Heart – Home for the Holidays
For 35+ years, Ann and Nancy Wilson have blazed a trail through popular music as the lynchpins of Heart, one of the most successful acts in modern music history. Their talents and presence have defined the band since their 1976 debut, Dreamboat Annie. The sisters have likewise demonstrated tremendous staying power. A fool would pin their longevity on luck; talent and grit has steered them through turns in commercial fortunes and momentous life decisions. The band’s music and Wilson sisters alike have influenced legions of imitators and, only in recent years, have received the critical recognition they have deserved for decades.
Coming on the heels of their recent induction to the Rock and Roll Hall of Fame, Heart’s new album from Frontiers Records, Home for the Holidays, isn’t the sort of release one associates with legends burnishing or adding to their legacy. The truth is, even in a healthier climate for new music, Heart doesn’t need to write and record 10-12 new songs every 2-4 years unless the burning desire to do so seizes them. In the long twilight of their careers, the Wilson sisters have returned to first principles. They are recording the music they love, arranging, and performing it with the same care as ever, and if it happens to be someone else’s song, they prove again here that they possess the security and confidence to excel as first-rate interpreters.
The album opens with a cover of Joni Mitchell’s “River”. This oft-covered ballad usually gets a reverential treatment, like some fragile piece of crystal susceptible to cracking under the slightest strain. Heart handles the song respectfully, but Ann Wilson’s vocal treatment is the real star here. Instead of nursing the lyrics through a series of ethereal peaks, Ann’s impassioned vocal turns its deeper register to good use and spills out fire and balm in equal portions.
Shawn Colvin’s guest shot on the beautiful “Love Came Down at Christmas” never flirts with the maudlin thanks to the sincere, balanced vocal. Colvin never plays it for sentimentality and her clear voice meshes well with the steady musical march. Sammy Hagar guests on the cheerful, tongue-in-cheek “All We Need Is an Island” and turns in a performance emitting such effortless charm that one can’t help but wish Hagar did this sort of thing more often. The rich backing includes strong two-part harmonies and solid, relaxed drumming.

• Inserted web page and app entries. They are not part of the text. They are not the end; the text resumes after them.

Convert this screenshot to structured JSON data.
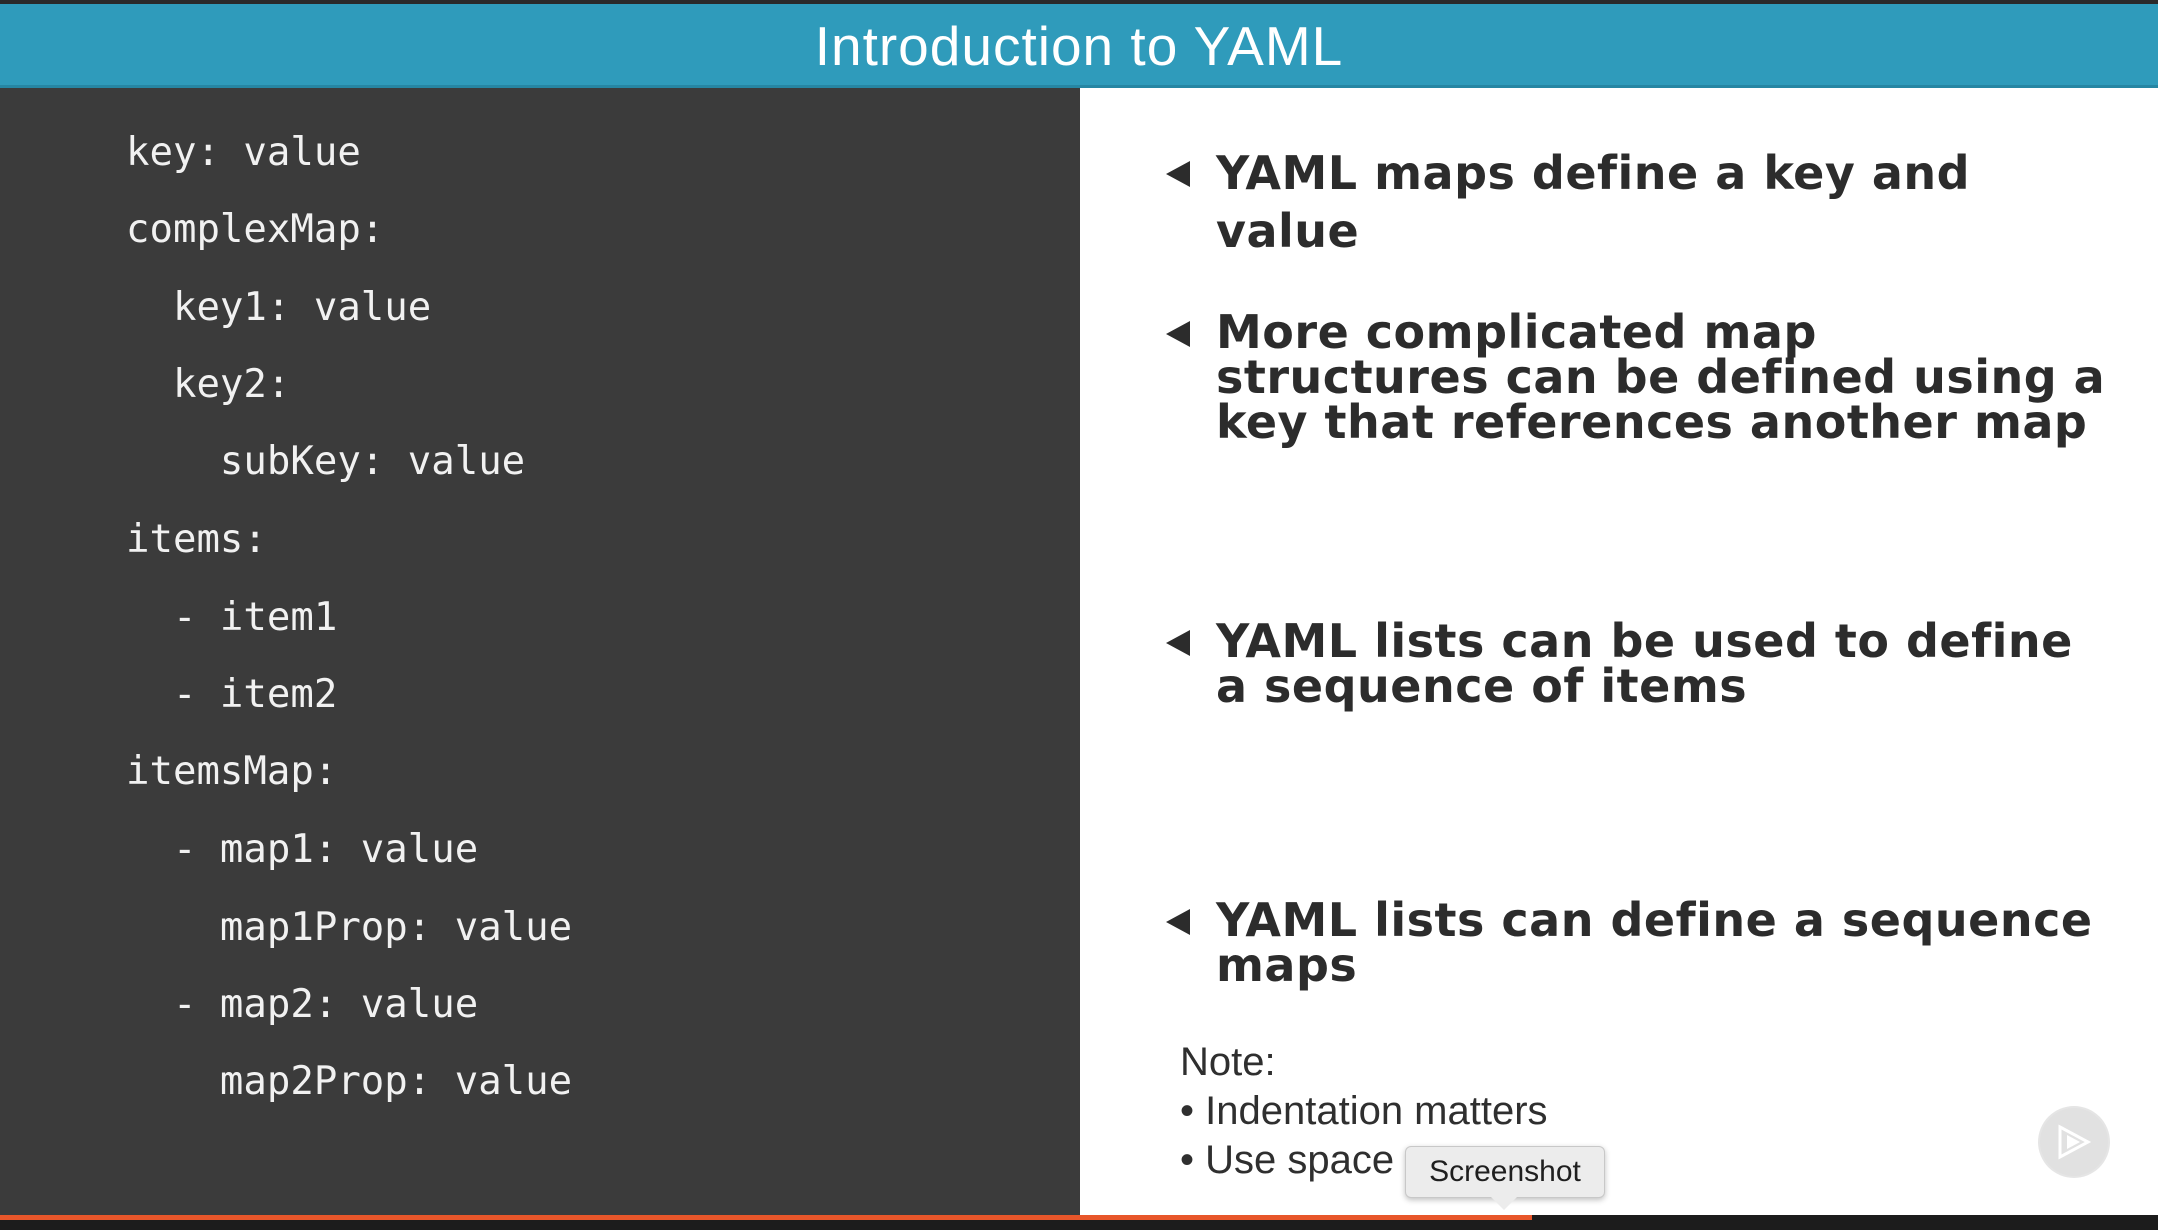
{
  "slide": {
    "title": "Introduction to YAML"
  },
  "code_lines": [
    "key: value",
    "complexMap:",
    "  key1: value",
    "  key2:",
    "    subKey: value",
    "items:",
    "  - item1",
    "  - item2",
    "itemsMap:",
    "  - map1: value",
    "    map1Prop: value",
    "  - map2: value",
    "    map2Prop: value"
  ],
  "bullets": [
    "YAML maps define a key and value",
    "More complicated map structures can be defined using a key that references another map",
    "YAML lists can be used to define a sequence of items",
    "YAML lists can define a sequence maps"
  ],
  "note": {
    "heading": "Note:",
    "items": [
      "• Indentation matters",
      "• Use space"
    ]
  },
  "tooltip": {
    "label": "Screenshot"
  },
  "player": {
    "progress_fraction": 0.71,
    "progress_color": "#e8562a"
  },
  "colors": {
    "title_bar": "#2f9bbb",
    "code_background": "#3b3b3b",
    "notes_background": "#ffffff"
  },
  "icons": {
    "bullet": "triangle-left-icon",
    "player": "play-logo-icon"
  }
}
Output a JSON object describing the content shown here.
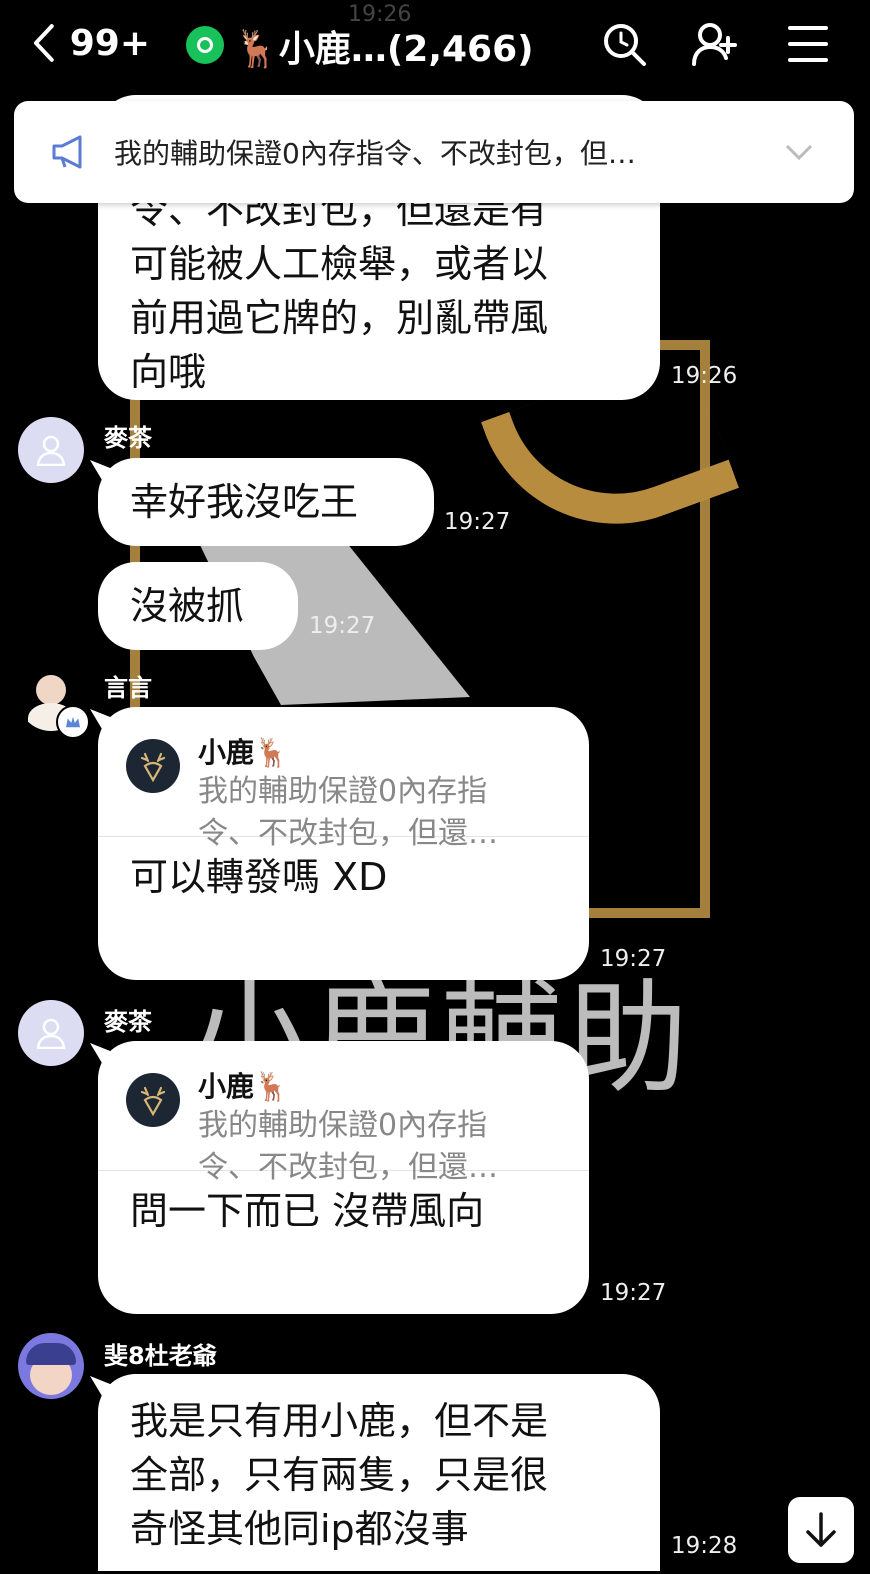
{
  "header": {
    "back_count": "99+",
    "title": "🦌小鹿…(2,466)",
    "faint_time": "19:26"
  },
  "announcement": {
    "text": "我的輔助保證0內存指令、不改封包，但…"
  },
  "messages": [
    {
      "id": "m1",
      "text": "令、不改封包，但還是有\n可能被人工檢舉，或者以\n前用過它牌的，別亂帶風\n向哦",
      "time": "19:26"
    },
    {
      "id": "m2",
      "sender": "麥茶",
      "text": "幸好我沒吃王",
      "time": "19:27"
    },
    {
      "id": "m3",
      "text": "沒被抓",
      "time": "19:27"
    },
    {
      "id": "m4",
      "sender": "言言",
      "reply": {
        "name": "小鹿🦌",
        "snippet": "我的輔助保證0內存指\n令、不改封包，但還…"
      },
      "text": "可以轉發嗎 XD",
      "time": "19:27"
    },
    {
      "id": "m5",
      "sender": "麥茶",
      "reply": {
        "name": "小鹿🦌",
        "snippet": "我的輔助保證0內存指\n令、不改封包，但還…"
      },
      "text": "問一下而已 沒帶風向",
      "time": "19:27"
    },
    {
      "id": "m6",
      "sender": "斐8杜老爺",
      "text": "我是只有用小鹿，但不是\n全部，只有兩隻，只是很\n奇怪其他同ip都沒事",
      "time": "19:28"
    }
  ],
  "background": {
    "watermark": "小鹿輔助"
  },
  "icons": [
    "chevron-left-icon",
    "open-chat-icon",
    "search-icon",
    "add-friend-icon",
    "menu-icon",
    "megaphone-icon",
    "chevron-down-icon",
    "user-icon",
    "deer-icon",
    "crown-icon",
    "arrow-down-icon"
  ],
  "colors": {
    "accent_green": "#19c15a",
    "announce_icon": "#5b7bd5",
    "frame_gold": "#a5803c"
  }
}
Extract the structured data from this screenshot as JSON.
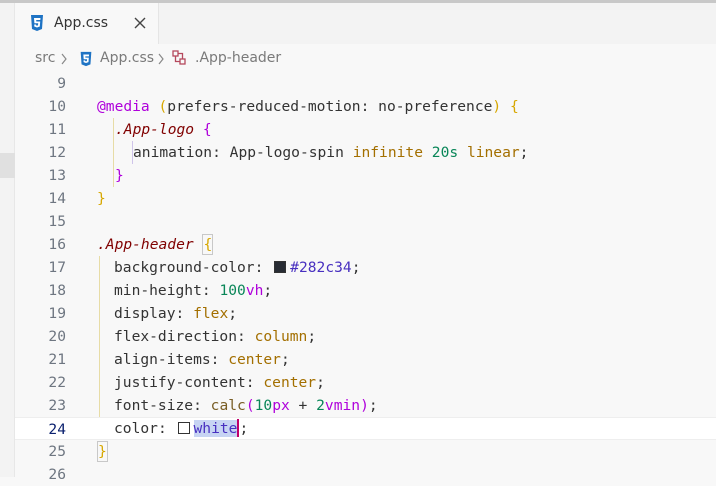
{
  "tab": {
    "filename": "App.css"
  },
  "breadcrumb": {
    "folder": "src",
    "file": "App.css",
    "symbol": ".App-header"
  },
  "colors": {
    "swatch_dark": "#282c34",
    "swatch_white": "#ffffff",
    "accent_cursor": "#c0006b"
  },
  "lines": [
    {
      "n": "9"
    },
    {
      "n": "10",
      "at": "@media",
      "open": " (",
      "prop": "prefers-reduced-motion",
      "colon": ": ",
      "val": "no-preference",
      "close": ")",
      "brace": " {"
    },
    {
      "n": "11",
      "sel": ".App-logo",
      "brace": " {"
    },
    {
      "n": "12",
      "prop": "animation",
      "colon": ": ",
      "name": "App-logo-spin",
      "v1": "infinite",
      "num": "20s",
      "v2": "linear",
      "semi": ";"
    },
    {
      "n": "13",
      "brace": "}"
    },
    {
      "n": "14",
      "brace": "}"
    },
    {
      "n": "15"
    },
    {
      "n": "16",
      "sel": ".App-header",
      "brace": "{"
    },
    {
      "n": "17",
      "prop": "background-color",
      "colon": ": ",
      "val": "#282c34",
      "semi": ";"
    },
    {
      "n": "18",
      "prop": "min-height",
      "colon": ": ",
      "num": "100",
      "unit": "vh",
      "semi": ";"
    },
    {
      "n": "19",
      "prop": "display",
      "colon": ": ",
      "val": "flex",
      "semi": ";"
    },
    {
      "n": "20",
      "prop": "flex-direction",
      "colon": ": ",
      "val": "column",
      "semi": ";"
    },
    {
      "n": "21",
      "prop": "align-items",
      "colon": ": ",
      "val": "center",
      "semi": ";"
    },
    {
      "n": "22",
      "prop": "justify-content",
      "colon": ": ",
      "val": "center",
      "semi": ";"
    },
    {
      "n": "23",
      "prop": "font-size",
      "colon": ": ",
      "fn": "calc",
      "open": "(",
      "n1": "10",
      "u1": "px",
      "op": " + ",
      "n2": "2",
      "u2": "vmin",
      "close": ")",
      "semi": ";"
    },
    {
      "n": "24",
      "prop": "color",
      "colon": ": ",
      "val": "white",
      "semi": ";"
    },
    {
      "n": "25",
      "brace": "}"
    },
    {
      "n": "26"
    }
  ]
}
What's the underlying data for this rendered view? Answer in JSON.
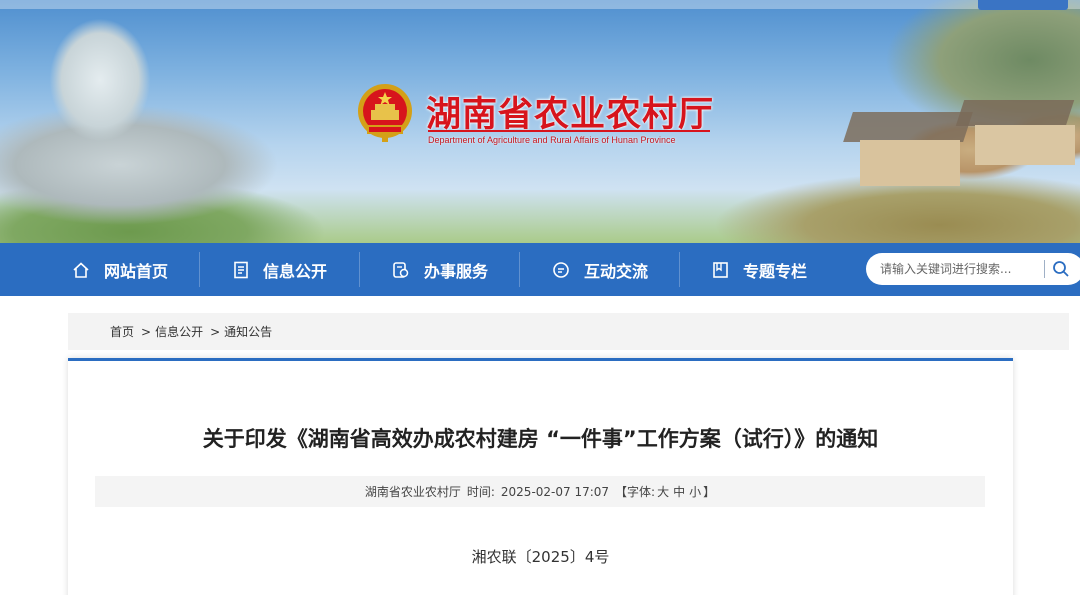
{
  "header": {
    "site_title": "湖南省农业农村厅",
    "site_subtitle": "Department of Agriculture and Rural Affairs of Hunan Province",
    "emblem_icon": "national-emblem-icon",
    "accent_color": "#d7141c"
  },
  "nav": {
    "bg_color": "#2b6dc1",
    "items": [
      {
        "label": "网站首页",
        "icon": "home-icon"
      },
      {
        "label": "信息公开",
        "icon": "document-icon"
      },
      {
        "label": "办事服务",
        "icon": "service-icon"
      },
      {
        "label": "互动交流",
        "icon": "chat-icon"
      },
      {
        "label": "专题专栏",
        "icon": "bookmark-icon"
      }
    ],
    "search": {
      "placeholder": "请输入关键词进行搜索...",
      "icon": "search-icon"
    }
  },
  "breadcrumb": {
    "items": [
      "首页",
      "信息公开",
      "通知公告"
    ],
    "separator": ">"
  },
  "article": {
    "title": "关于印发《湖南省高效办成农村建房 “一件事”工作方案（试行）》的通知",
    "source": "湖南省农业农村厅",
    "time_label": "时间:",
    "time": "2025-02-07 17:07",
    "font_label": "【字体:",
    "font_options": [
      "大",
      "中",
      "小"
    ],
    "font_close": "】",
    "doc_number": "湘农联〔2025〕4号"
  }
}
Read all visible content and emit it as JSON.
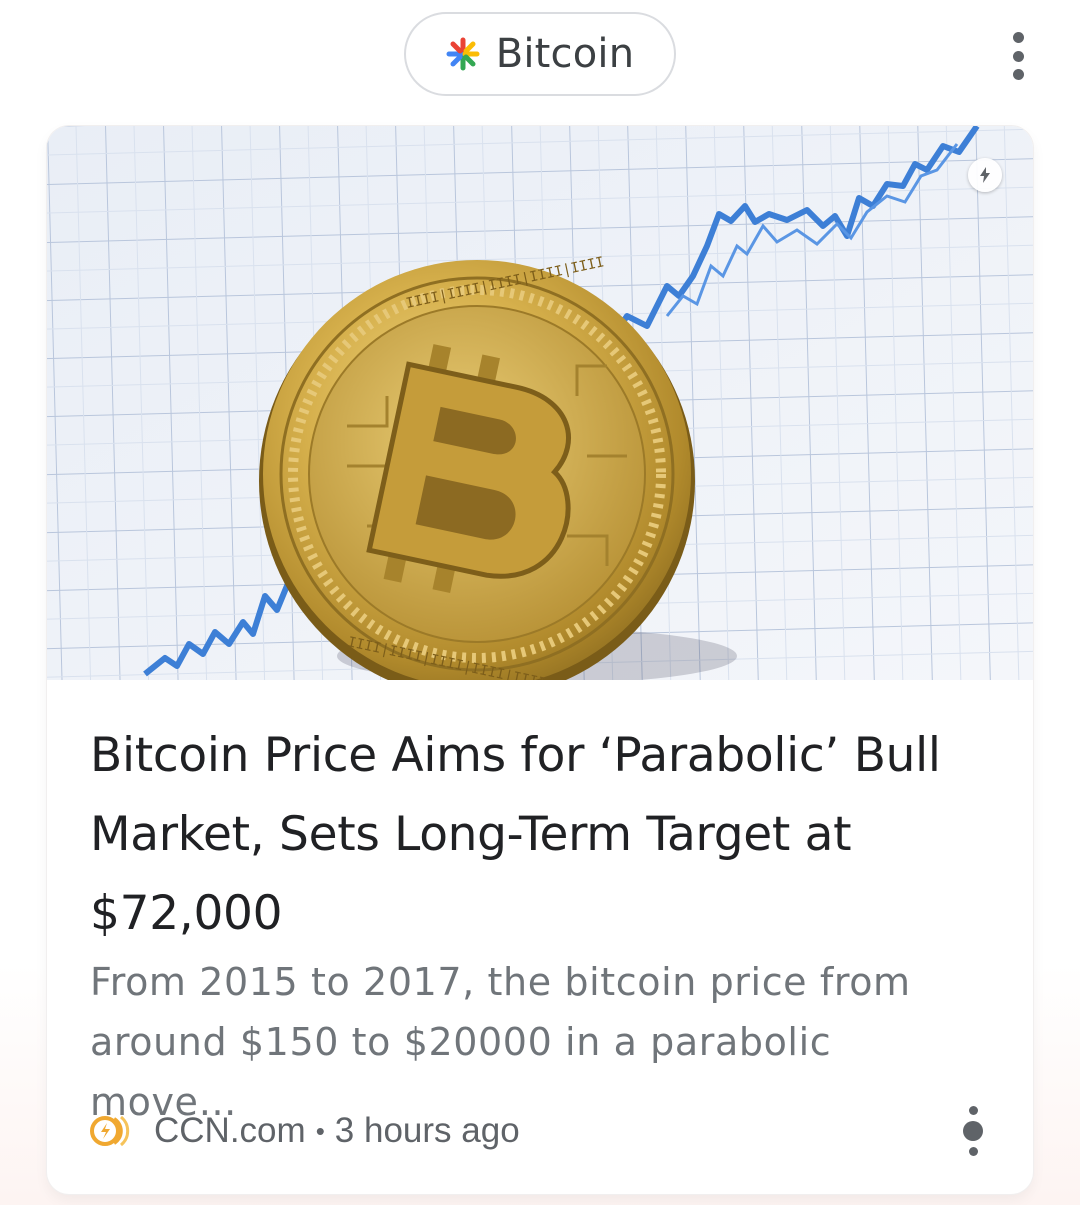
{
  "topic_chip": {
    "label": "Bitcoin",
    "icon": "google-spark-icon"
  },
  "header": {
    "menu_icon": "more-vert-icon"
  },
  "card": {
    "image_alt_icon": "bitcoin-coin-on-rising-chart",
    "amp_icon": "lightning-bolt-icon",
    "headline": "Bitcoin Price Aims for ‘Parabolic’ Bull Market, Sets Long-Term Target at $72,000",
    "snippet": "From 2015 to 2017, the bitcoin price from around $150 to $20000 in a parabolic move…",
    "publisher": "CCN.com",
    "separator": "•",
    "time": "3 hours ago",
    "publisher_icon": "ccn-logo-icon",
    "menu_icon": "more-vert-icon"
  },
  "colors": {
    "accent_blue": "#4285f4",
    "accent_red": "#ea4335",
    "accent_yellow": "#fbbc05",
    "accent_green": "#34a853",
    "chart_line": "#3d7fd6",
    "coin_gold": "#c9a43c"
  }
}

Wilson returns to belt out a soulful “Please Come Home from Christmas” that ranks as one of the album’s peaks. She invests this standards with such bluesy passion you’d think this was “Stormy Monday” instead of a holiday song. Train vocalist Pat Monahan duets with Wilson here and his willingness to match Wilson’s passion is another key to this song’s success. The band casts their eye towards Heart’s impressive back catalog near the album’s finish with an energetic rendition of “Barracuda” and a tough, rambunctious version of “Even It Up”. The latter pulses with vitality its studio predecessor lacked, in no small part because of the different settings, but there’s a diamond-hard snarl in this romping take.
The conclusion brings out everyone for a rousing cover of Bob Dylan’s “Ring Them Bells”. Heart aren’t strangers to this latter-day Dylan gem, but they bring the same adventurousness and sincerity to this that listeners hear on their “River” cover. Like tributes, charity projects, and soundtracks, the Christmas album is practically a cliché with hackneyed schmaltz music outnumbering the good by hundreds. Heart’s Home for the Holidays is what happens when artists turn their attentions towards this venerable form.
– J Hillenburg, Approved by Cyrus Rhodes (Seattle, WA)